Had I a larger personal experience set with online gaming, perhaps I wouldn’t have been so shocked by my friend’s reaction. I wanted to explore further, so I took to the NintendoAge forums and the CartridgeClub forums as well as Twitter to ask people a few questions about the characters they choose to play as in video games. Though I didn’t get enough survey responses to make this survey scientifically important, I do want to share the data even if only to initiate a conversation. So, don’t be shy. Share your comments, thoughts, credit card numbers in the comments below. First, the gender demographic of the recipients.
About 91% of respondents were male, so I unfortunately won’t be able to make any assumptions about female and trans choices. 71% of respondents play as male avatars. The simple takeaway is that there’s a 20% point variance between a player’s gender identification and the avatar they choose to play as. That means there are a lot of people out there like me out there. Cool. I also asked how long the respondents had been choosing in this manner.
As a side note, I also asked how long the respondents had been playing video games altogether. The vast majority had been playing for over 11 years. Again, like me, most of the respondents have been choosing a consistent avatar gender for a long time. Cool.

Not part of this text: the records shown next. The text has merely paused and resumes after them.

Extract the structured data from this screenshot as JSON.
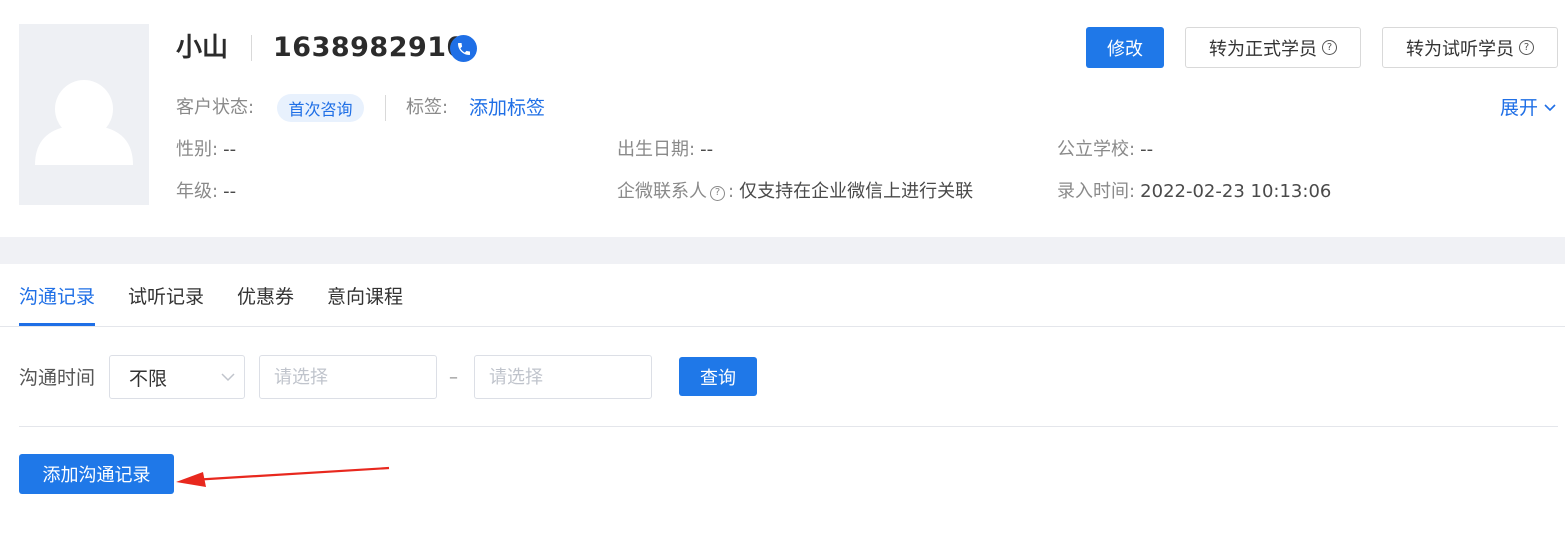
{
  "customer": {
    "name": "小山",
    "phone": "1638982910",
    "status_label": "客户状态:",
    "status_value": "首次咨询",
    "tags_label": "标签:",
    "add_tag_link": "添加标签",
    "expand_link": "展开",
    "gender_label": "性别:",
    "gender_value": "--",
    "birth_label": "出生日期:",
    "birth_value": "--",
    "school_label": "公立学校:",
    "school_value": "--",
    "grade_label": "年级:",
    "grade_value": "--",
    "wecom_label": "企微联系人",
    "wecom_colon": ":",
    "wecom_value": "仅支持在企业微信上进行关联",
    "entry_label": "录入时间:",
    "entry_value": "2022-02-23 10:13:06"
  },
  "actions": {
    "edit": "修改",
    "to_formal": "转为正式学员",
    "to_trial": "转为试听学员"
  },
  "tabs": [
    {
      "label": "沟通记录",
      "active": true
    },
    {
      "label": "试听记录",
      "active": false
    },
    {
      "label": "优惠券",
      "active": false
    },
    {
      "label": "意向课程",
      "active": false
    }
  ],
  "filter": {
    "label": "沟通时间",
    "select_value": "不限",
    "start_placeholder": "请选择",
    "separator": "–",
    "end_placeholder": "请选择",
    "query_button": "查询"
  },
  "add_record_button": "添加沟通记录",
  "colors": {
    "primary": "#1f78e8",
    "link": "#1f6fe6",
    "annotation_arrow": "#e8281e"
  },
  "icons": [
    "avatar-placeholder-icon",
    "phone-icon",
    "help-icon",
    "chevron-down-icon"
  ]
}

I also asked how the respondents felt about choice. Most respondents don’t care much about choosing the gender of their avatar. It’s possible that for most games when choice isn’t an option, the avatar is male, and considering most of the respondents are males who generally (but not always) choose male characters, this could less an expression of indifference and more of reflection that male players have been conditioned to have their preferences honored. That’s a big assumption, mind, but I think it’s incredibly interesting to think about. Why not give me your thoughts on that in the comments below.
Lots of commenting below in this video. I also asked a few questions about choosing human vs non-human characters, another dynamic I never really thought of until Michael P. Williams discussed it in his book on Chrono Trigger. He talks about games scenarios where humans coexist with non-human intelligent species, humans are always represented as a mono-race, as though we gamers can only handle commentary of racism one species at a time.
It’s a really good book. I highly recommend it. I reviewed it.
There will be a card somewhere on the screen where you can check it out. Also, link in the description below. Speaking of links, I’ve included links below to those additional human vs non-human charts. What do you think? Do you tend to play as characters that align with your gender? Why or why not?
What about your online gaming experiences? Do you choose differently knowing that you’ll be interacting with other, live, actual people? Please like, subscribe, and click the Bell icon to make sure you don’t miss future videos. If you are still watching this video, you obviously like it, right? So, it only makes sense to subscribe.